Statistics from Lipper reveal there were just 43 mixed-asset fund launches in 2014, the year in which pension freedoms were first announced.
This is the lowest figure for five years and is less than half the 90 that were started in 2010.
The running total for 2015 is broadly in keeping with last year’s drop. As of November 9, 47 mixed-asset funds have debuted in the UK this year.
The overall number of launches has fallen in recent years as asset managers take a more cautious approach to product development. But mixed- and multi-asset funds had been seen as bucking that trend as the industry moved further towards outcome-focused solutions, not least those aimed at retirees.
Square Mile Investment Consulting and Research managing director Richard Romer-Lee said the mixed-asset figures indicated many fund groups were still pondering how best to serve the retirement market.
He said: “People are still working out [their products] and what exactly mixed-asset funds are trying to do.
“You would expect to see an increase in the number of mixed-asset funds seeking to generate an absolute return or an income.
“It is also quite hard – not everyone has the depth of resource, or perhaps the courage to launch an absolute return fund, where performance is very measurable.”
The lower figures for the past two years compare with 62 launches in 2013 and 58 in 2012, according to the data provider.
Firms seeking to convert products rather than launching new offerings may have had an impact. Mr Romer-Lee noted: “One would hope that what they are doing is acknowledging a change in demand among investors. Some probably think, ‘this hasn’t worked, let’s see if we can morph it into something else’, but I hope it is more a case of the former.”
The sheer number of funds already in existence might also explain the drop, according to the Square Mile MD. This view was echoed by Fundhouse managing director Rory Maguire. “When the base rate fell off a cliff in 2009, the market responded very quickly by coming up with income products,” he said.
“More recently, there is the question as to whether fund houses can come up with the right products to meet demand.”

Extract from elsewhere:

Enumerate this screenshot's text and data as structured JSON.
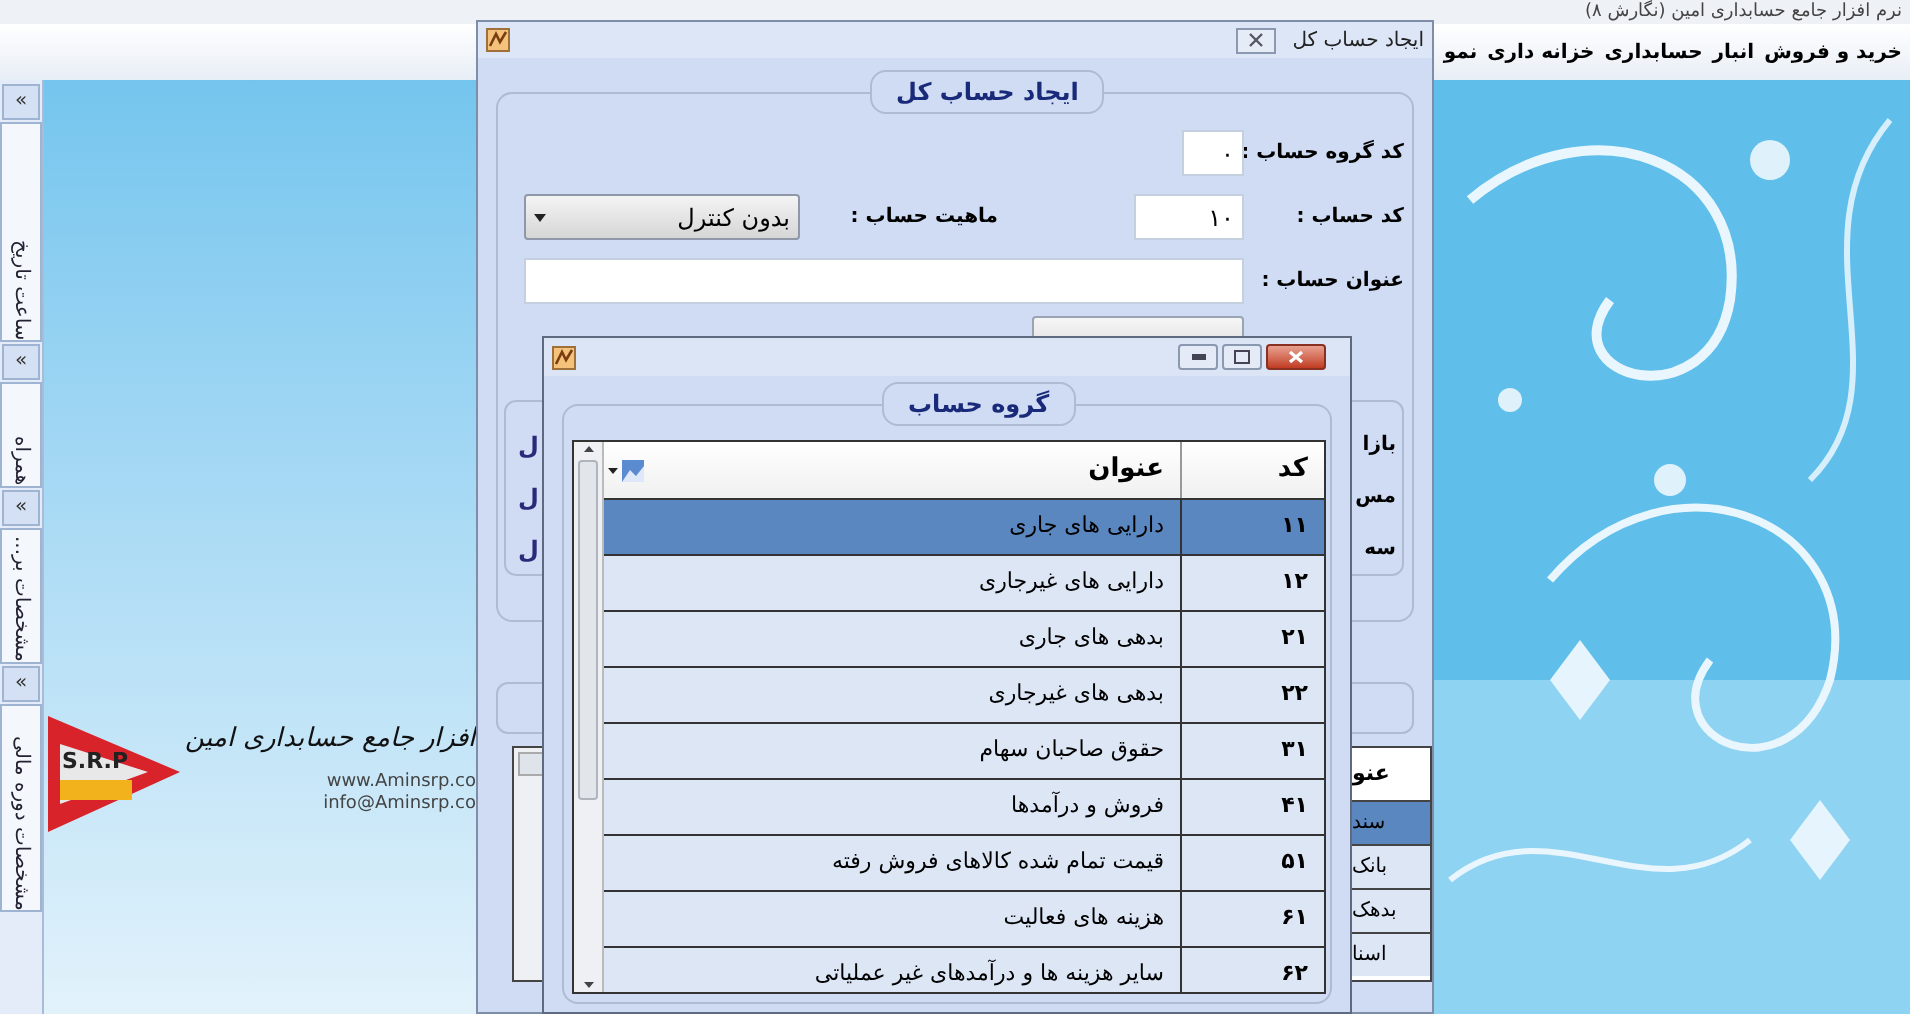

Sales of mixed-asset funds have oscillated this year, presenting a conflicting picture of whether appetite for the products is increasing.